The worst part by far was “the inspection.” This is when my father would examine and critique the job I had just completed. These moments were torturous, because the job was never good enough for him, and the amount of shame he could induce was legendary in my family. Once when my sister did a subpar job mowing the lawn, her punishment was to mow the lawn every day that week. By midweek, I thought I could detect an air of madness in her actions: she had decided to mow it east to west first, then north to south, to make sure she didn’t miss a single blade and incur his wrath. When he found a planter that had weeds in it, I knew he was going to come up with a new chore that would take me at least until sunset, to make sure I learned my lesson. But sadly, the lesson seemed to be, “No matter what, you will be found wanting.”

I don’t want to make it sound like I was up at 4 a.m. milking cows and harvesting grain – I had a pretty great childhood. But I also scraped, sanded, and repainted our house every afternoon after high school for a month. We never had a gardener (I can imagine my father reading this right now and cringing at the thought) so my sister and I were responsible for all of the yard maintenance. I washed and waxed the cars, and did other household chores that I honestly believe helped me in so many ways as an adult. (The shame part, not so much).

So as a parent, I struggle with this. I want my kids to know how to do a good job, and enjoy the feeling of accomplishment that comes with seeing a task all the way through. But I also don’t want to repeat the emotional beating I took from my father, whose voice certainly lives inside of me, all too ready to speak up and make itself heard. To this day I still dread taking on a task like building a fence, installing shelving, or building a dresser from Ikea, afraid that voice will make the whole experience one of self-flagellation. I certainly don’t want to pass that voice along to my children.

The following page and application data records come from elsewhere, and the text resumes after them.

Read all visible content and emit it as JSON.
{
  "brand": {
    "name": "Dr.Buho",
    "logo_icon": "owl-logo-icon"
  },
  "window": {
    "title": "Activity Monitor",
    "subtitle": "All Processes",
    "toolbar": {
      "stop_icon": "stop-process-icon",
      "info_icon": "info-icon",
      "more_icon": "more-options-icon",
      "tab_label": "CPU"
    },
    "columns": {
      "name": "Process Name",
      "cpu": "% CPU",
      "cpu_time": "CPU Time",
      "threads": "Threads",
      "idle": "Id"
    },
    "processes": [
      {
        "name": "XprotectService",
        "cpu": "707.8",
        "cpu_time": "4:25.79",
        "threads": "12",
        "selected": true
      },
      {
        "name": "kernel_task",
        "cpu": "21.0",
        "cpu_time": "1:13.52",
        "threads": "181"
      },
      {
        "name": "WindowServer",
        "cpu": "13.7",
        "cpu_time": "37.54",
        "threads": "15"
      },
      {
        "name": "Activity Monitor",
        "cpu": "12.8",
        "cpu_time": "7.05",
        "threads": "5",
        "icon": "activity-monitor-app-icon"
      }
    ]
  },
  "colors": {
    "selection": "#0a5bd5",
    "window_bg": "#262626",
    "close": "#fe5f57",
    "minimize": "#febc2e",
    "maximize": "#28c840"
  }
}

But I can honestly say I owe a great debt of gratitude to my father for teaching me how to work. Now, as a middle aged man, I can forgive his inability to deliver that message in a way that helped my self-esteem. When you become a parent, you realize quickly how limited your toolbox is, and my father was no exception. But what he did do was teach me that an honest day’s work is a currency that will always have value in our society, and it will lead to relationships with people of quality and character. I may be lazy in my own estimation, but I am considered by my peers to be a hard working, no-excuses sort of person, and I am proud of that. My dad gave me that. Now it’s my job to figure out how to give that gift to my kids, and maybe improve the wrapping just a bit.

Judy Greer said something in our conversation that almost made me tear up when I heard it. She described her dad simply, as love. “My dad is just love. He just loved me, no matter what the situation.” And as she said this, I realized I was sitting across from an extremely successful, balanced, happy human being who seems to have a work ethic that rivals an ant colony. Is it possible that all I have to do is love my kids, and the rest will work itself out? Am I working too hard? Worrying too much? I guess I will always do that. But after spending an hour with this talented, warm, open, present woman, I have high hopes that maybe all you need is love, after all.